Is there a God? How should I know, and for that matter, how should you, you omnipotent self-righteous individual, how should you know whether or not there’s a God? There are over 4,200 religions in the world, each with their own dos and don'ts. Are you brave enough to even dream that you might be right?
I’m sure many of you have pondered the alternate possibilities for the origin of religion. It’s a scary and cold thought, but I know you’ve thought it. Early in your childhood you learned that one day you will die, just as all humans know they will. You also know that you’ve endured heartbreak, shattered dreams, and physical pain in your life. Furthermore, you know how much you hate the thought that this is all that there is; that this mixture of pain and happiness is all that there is to your existence, and that once Time licks His bony fingers and pinches out the flame of your life, your existence will be no more. Is it all that unlikely that primordial man shared this thought with you and, out of abhorrence of that thought, created a hope that there was something more? And maybe that hope blossomed into a god-like figure, or essence, or several figures or essences, as a way to describe the events that occurred around them. After all, that’s what the ancient Greeks did. Doesn’t that seem like the most logical explanation? There isn’t a single shred of hard evidence that a god exists.
True, we no longer need a god to explain the rising and setting of the sun or the ebb and flow of the oceans, but we still like the comfort that there’s something after death. We also enjoy the thought that those who have done us harm in life will be justly punished, or even unjustly punished, in death. For example, many of us, at least those of us in English-speaking countries, see the justice system of eye-for-an-eye as being rather barbaric. Isn’t the concept of hell several times more barbaric and unjust than that? Something along the lines of brains-being-sucked-out-through-a-straw-for-an-eye?
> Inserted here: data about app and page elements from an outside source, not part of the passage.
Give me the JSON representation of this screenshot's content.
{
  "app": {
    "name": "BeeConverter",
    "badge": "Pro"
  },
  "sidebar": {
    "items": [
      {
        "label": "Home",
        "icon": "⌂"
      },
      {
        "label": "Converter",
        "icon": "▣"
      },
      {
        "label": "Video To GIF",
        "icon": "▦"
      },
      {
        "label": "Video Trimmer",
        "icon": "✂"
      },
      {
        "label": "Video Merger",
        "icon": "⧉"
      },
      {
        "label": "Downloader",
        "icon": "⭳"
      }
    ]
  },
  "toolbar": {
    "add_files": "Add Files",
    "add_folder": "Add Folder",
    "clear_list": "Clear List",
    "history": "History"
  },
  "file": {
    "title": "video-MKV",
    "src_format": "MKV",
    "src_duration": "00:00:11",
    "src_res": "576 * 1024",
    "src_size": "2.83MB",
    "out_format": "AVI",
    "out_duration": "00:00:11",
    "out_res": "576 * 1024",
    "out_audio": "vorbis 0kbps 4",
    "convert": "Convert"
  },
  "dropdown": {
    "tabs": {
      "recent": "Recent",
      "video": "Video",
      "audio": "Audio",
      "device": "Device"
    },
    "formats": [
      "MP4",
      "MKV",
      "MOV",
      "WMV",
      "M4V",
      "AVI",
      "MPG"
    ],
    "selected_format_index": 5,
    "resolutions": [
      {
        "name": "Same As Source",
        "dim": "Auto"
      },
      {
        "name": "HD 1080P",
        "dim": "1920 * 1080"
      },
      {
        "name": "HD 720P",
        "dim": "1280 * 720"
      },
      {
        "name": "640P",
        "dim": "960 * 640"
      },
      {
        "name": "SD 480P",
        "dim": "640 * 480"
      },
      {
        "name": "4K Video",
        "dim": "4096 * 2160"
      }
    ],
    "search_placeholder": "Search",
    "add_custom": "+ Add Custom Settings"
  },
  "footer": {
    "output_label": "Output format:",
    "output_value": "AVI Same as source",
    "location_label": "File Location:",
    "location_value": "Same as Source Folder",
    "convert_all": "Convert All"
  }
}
Now, dear readers, at this point you’ve probably pegged me as a staunch atheist. Not so! What a hypocrite I would be if I weren’t open to the possibility that I’m wrong! All one has to do is look at a blade of grass, the night sky, or in a mirror to see an argument for the existence of a god. Science is very good at answering the “Hows?” but it still has a long way before it answers all the, “Whys?”
I won’t try to tear apart any particular religion. That would be unfair. I’d have to tear apart all 4,200 religions, and that, my all-knowing readers, is a task I’m unprepared to undertake. Whether you believe in the argument for god or against him is up to you. Should you chose to support a god, the means by which you do it are also yours to decide as long as said support doesn’t subtract from my happiness. Dear readers, that is a very important point worth stressing again. Don’t let your beliefs subtract from my happiness! How can you avoid bringing me unhappiness, you ask? First, you chose your religion so let me choose mine. Wouldn’t it have a much greater impact on me if I see the light of your religion on my own, rather than have my eyes taped open as your propaganda is hurled at me? Second, you can avoid being a sonovabitch. Don’t look down on those that don’t share your beliefs. Remember, there’s at least 4,199 other religions aside from your own, so NEVER be so arrogant as to think you’re right. Don’t think that everybody that believes differently from you is evil because if the person that you’ve targeted has a different religion and if they’re as shallow-minded as you, then they probably think you’re pretty damn evil as well!
Before, however, you choose to start worshiping the deity of your choice, allow me to briefly interject a thought. If there is a god, what has he done for you? You could, if the religion you chose agrees with such a statement, say that he created your soul, and for that, he deserves your praise. Outside of that, however, has he ever done anything for you? How many of your prayers have been answered, and of those, how many can’t be explained by science or chance? You might say that his creating you is enough to justify his worship, and maybe it is. On earth there’s a name for fathers who have as much involvement with their children as god has had with you. They’re called sperm donors. I don’t suppose the vast majority of fatherless children are especially thankful for their father’s lack of presence in their lives. On the other hand, maybe the religion you chose practices forgiveness, in which case, you can forgive your god for not being there for you.